[Start of Attachment]
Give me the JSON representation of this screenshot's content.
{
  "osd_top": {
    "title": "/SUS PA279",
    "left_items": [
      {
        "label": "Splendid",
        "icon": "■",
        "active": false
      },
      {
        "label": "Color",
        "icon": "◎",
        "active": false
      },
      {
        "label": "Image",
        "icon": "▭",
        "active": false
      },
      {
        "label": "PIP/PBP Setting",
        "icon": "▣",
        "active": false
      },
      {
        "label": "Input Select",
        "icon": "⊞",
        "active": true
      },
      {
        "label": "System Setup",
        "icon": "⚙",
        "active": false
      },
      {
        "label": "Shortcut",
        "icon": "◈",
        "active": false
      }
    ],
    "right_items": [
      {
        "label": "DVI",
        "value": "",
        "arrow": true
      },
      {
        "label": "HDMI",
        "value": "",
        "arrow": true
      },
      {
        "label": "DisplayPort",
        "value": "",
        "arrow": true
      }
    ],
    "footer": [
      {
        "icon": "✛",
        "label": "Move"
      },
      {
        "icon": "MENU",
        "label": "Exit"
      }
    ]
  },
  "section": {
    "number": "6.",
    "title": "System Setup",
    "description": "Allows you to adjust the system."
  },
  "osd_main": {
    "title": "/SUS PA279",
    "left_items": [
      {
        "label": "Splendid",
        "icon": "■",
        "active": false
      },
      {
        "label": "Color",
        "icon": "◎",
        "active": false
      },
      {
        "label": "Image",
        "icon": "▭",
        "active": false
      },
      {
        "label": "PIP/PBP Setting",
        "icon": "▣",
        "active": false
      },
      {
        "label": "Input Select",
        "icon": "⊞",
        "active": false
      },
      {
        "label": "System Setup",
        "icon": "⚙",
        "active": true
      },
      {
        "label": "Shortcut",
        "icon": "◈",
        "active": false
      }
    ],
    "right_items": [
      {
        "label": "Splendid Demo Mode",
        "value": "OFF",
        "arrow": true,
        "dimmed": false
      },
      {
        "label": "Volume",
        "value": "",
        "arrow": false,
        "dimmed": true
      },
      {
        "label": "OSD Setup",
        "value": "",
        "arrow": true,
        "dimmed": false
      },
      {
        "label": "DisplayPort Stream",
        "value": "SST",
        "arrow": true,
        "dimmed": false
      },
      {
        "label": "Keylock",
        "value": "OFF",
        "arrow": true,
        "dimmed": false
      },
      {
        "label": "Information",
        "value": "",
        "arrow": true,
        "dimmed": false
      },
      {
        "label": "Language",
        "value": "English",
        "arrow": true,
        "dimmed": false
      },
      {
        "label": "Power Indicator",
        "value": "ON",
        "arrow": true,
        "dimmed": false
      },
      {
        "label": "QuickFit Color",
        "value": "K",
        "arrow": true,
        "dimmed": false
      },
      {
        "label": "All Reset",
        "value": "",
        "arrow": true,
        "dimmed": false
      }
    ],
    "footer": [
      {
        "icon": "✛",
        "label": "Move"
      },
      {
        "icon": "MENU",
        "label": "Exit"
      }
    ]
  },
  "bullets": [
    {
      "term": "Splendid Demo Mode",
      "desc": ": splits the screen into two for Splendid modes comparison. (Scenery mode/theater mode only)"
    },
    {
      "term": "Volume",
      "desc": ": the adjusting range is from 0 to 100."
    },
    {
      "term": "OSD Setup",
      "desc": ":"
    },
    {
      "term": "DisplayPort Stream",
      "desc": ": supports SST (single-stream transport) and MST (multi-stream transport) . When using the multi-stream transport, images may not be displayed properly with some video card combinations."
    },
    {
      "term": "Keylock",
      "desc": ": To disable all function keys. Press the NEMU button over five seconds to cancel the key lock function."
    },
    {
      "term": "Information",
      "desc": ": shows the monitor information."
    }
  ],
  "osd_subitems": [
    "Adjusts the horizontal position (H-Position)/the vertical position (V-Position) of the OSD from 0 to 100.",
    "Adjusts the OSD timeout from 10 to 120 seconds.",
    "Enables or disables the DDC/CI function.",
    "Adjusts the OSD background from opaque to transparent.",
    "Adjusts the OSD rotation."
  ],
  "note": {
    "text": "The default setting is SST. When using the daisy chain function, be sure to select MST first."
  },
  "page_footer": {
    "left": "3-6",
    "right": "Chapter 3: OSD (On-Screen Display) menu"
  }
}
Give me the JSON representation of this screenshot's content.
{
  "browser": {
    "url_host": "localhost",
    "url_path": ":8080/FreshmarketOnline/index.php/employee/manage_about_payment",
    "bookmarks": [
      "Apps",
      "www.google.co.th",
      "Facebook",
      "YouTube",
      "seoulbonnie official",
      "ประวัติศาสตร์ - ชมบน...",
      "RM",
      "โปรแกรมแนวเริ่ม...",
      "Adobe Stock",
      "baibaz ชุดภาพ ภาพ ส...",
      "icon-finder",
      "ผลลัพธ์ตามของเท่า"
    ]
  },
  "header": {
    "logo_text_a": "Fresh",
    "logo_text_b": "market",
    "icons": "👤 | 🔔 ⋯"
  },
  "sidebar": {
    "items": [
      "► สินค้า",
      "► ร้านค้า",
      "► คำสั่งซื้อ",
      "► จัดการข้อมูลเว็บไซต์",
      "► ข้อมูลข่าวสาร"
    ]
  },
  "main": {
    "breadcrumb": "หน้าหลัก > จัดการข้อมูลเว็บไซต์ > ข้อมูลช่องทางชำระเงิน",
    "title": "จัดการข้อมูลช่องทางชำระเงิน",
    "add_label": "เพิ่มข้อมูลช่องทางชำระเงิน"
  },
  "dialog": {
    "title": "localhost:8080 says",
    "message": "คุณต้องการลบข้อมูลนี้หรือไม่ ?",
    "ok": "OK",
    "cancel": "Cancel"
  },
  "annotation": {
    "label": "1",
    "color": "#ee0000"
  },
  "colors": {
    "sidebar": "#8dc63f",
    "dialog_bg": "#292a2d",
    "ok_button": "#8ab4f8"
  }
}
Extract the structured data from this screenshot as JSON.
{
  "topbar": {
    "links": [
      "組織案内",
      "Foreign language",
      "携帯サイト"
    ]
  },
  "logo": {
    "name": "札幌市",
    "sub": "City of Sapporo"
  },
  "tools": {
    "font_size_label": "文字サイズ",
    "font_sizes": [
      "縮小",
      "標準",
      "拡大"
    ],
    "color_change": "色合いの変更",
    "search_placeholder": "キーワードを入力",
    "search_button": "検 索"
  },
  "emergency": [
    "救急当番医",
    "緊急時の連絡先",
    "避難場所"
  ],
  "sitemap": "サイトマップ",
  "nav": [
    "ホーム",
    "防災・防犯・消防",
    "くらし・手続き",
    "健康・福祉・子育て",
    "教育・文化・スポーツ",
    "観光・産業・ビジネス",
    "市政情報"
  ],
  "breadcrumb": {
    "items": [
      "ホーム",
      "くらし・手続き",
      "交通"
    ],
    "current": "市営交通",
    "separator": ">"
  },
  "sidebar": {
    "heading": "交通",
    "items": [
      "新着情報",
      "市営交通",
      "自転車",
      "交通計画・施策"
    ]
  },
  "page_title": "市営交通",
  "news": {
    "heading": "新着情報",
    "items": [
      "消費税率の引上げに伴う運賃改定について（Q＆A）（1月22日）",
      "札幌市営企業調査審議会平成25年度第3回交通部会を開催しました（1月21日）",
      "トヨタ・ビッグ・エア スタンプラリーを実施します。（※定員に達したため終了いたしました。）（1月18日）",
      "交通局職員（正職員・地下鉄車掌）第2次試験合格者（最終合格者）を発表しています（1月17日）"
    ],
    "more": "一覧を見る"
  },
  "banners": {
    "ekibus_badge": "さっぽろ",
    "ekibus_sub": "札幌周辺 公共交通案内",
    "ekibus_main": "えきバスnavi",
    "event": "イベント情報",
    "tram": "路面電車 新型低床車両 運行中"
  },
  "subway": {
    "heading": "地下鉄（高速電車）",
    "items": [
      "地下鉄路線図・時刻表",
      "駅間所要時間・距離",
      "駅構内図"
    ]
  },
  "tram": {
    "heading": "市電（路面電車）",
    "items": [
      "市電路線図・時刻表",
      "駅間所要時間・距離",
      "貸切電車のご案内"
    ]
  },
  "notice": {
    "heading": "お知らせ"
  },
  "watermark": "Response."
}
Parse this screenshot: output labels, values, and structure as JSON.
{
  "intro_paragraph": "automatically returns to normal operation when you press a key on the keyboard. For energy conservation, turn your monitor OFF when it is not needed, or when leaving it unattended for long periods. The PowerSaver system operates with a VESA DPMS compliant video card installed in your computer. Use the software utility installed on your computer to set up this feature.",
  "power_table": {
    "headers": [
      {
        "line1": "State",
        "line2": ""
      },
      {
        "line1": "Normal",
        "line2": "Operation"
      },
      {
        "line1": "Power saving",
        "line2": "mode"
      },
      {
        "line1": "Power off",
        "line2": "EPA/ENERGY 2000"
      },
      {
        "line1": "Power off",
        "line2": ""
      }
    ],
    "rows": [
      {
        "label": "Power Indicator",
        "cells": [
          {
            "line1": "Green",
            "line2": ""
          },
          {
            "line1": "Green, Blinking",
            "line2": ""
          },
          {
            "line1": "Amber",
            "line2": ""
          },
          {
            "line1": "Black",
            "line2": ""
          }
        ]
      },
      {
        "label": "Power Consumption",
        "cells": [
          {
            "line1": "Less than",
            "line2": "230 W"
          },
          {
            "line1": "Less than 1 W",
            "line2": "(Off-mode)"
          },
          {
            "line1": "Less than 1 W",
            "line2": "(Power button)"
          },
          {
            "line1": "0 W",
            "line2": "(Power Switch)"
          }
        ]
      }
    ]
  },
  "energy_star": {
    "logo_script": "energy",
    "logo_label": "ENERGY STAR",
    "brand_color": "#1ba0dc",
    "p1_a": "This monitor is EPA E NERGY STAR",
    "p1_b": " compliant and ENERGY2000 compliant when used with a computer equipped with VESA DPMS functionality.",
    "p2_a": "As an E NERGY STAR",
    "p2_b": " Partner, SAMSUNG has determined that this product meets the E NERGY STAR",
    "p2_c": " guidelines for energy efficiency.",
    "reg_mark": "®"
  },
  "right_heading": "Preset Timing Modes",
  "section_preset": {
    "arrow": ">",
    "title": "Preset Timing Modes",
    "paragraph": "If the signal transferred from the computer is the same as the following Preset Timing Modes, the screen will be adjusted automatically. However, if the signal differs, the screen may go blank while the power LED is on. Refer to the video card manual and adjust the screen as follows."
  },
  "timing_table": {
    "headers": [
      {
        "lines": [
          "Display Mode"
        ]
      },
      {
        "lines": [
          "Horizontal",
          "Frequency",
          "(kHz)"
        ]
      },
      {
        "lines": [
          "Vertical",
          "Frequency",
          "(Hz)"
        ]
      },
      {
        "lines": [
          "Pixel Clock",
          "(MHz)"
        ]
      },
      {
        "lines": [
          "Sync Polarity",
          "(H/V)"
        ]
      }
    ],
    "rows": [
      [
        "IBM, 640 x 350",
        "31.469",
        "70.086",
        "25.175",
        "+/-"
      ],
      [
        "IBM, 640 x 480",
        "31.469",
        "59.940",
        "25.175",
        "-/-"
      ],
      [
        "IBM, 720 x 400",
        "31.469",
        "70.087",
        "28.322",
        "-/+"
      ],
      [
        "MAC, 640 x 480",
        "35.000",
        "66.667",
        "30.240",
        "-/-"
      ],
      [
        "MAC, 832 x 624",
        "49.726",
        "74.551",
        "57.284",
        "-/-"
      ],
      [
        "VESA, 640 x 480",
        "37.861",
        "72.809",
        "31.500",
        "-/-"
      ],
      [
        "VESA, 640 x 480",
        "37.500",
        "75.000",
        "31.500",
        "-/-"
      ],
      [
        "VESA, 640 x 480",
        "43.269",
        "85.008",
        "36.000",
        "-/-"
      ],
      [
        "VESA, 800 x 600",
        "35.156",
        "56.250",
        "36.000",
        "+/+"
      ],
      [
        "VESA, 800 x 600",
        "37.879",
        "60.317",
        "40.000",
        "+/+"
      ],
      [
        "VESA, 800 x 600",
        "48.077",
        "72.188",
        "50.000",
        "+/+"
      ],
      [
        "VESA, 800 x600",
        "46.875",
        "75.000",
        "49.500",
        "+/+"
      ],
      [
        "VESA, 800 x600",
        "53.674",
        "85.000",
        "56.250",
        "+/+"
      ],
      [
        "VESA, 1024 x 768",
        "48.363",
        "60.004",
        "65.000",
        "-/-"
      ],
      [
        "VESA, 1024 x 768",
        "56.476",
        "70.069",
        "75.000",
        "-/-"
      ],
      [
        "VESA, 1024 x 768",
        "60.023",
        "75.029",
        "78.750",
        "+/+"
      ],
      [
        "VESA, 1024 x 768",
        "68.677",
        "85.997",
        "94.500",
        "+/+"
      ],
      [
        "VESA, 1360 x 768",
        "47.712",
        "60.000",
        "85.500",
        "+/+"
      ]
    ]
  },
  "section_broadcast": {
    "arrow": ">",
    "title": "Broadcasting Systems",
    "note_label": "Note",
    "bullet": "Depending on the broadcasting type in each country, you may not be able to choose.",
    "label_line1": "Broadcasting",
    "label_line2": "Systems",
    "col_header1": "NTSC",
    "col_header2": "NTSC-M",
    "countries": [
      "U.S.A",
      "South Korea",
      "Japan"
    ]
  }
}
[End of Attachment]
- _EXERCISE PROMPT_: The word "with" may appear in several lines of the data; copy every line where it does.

- _TASK SOLUTION_:
      "desc": ": supports SST (single-stream transport) and MST (multi-stream transport) . When using the multi-stream transport, images may not be displayed properly with some video card combinations."
  "intro_paragraph": "automatically returns to normal operation when you press a key on the keyboard. For energy conservation, turn your monitor OFF when it is not needed, or when leaving it unattended for long periods. The PowerSaver system operates with a VESA DPMS compliant video card installed in your computer. Use the software utility installed on your computer to set up this feature.",
    "p1_b": " compliant and ENERGY2000 compliant when used with a computer equipped with VESA DPMS functionality.",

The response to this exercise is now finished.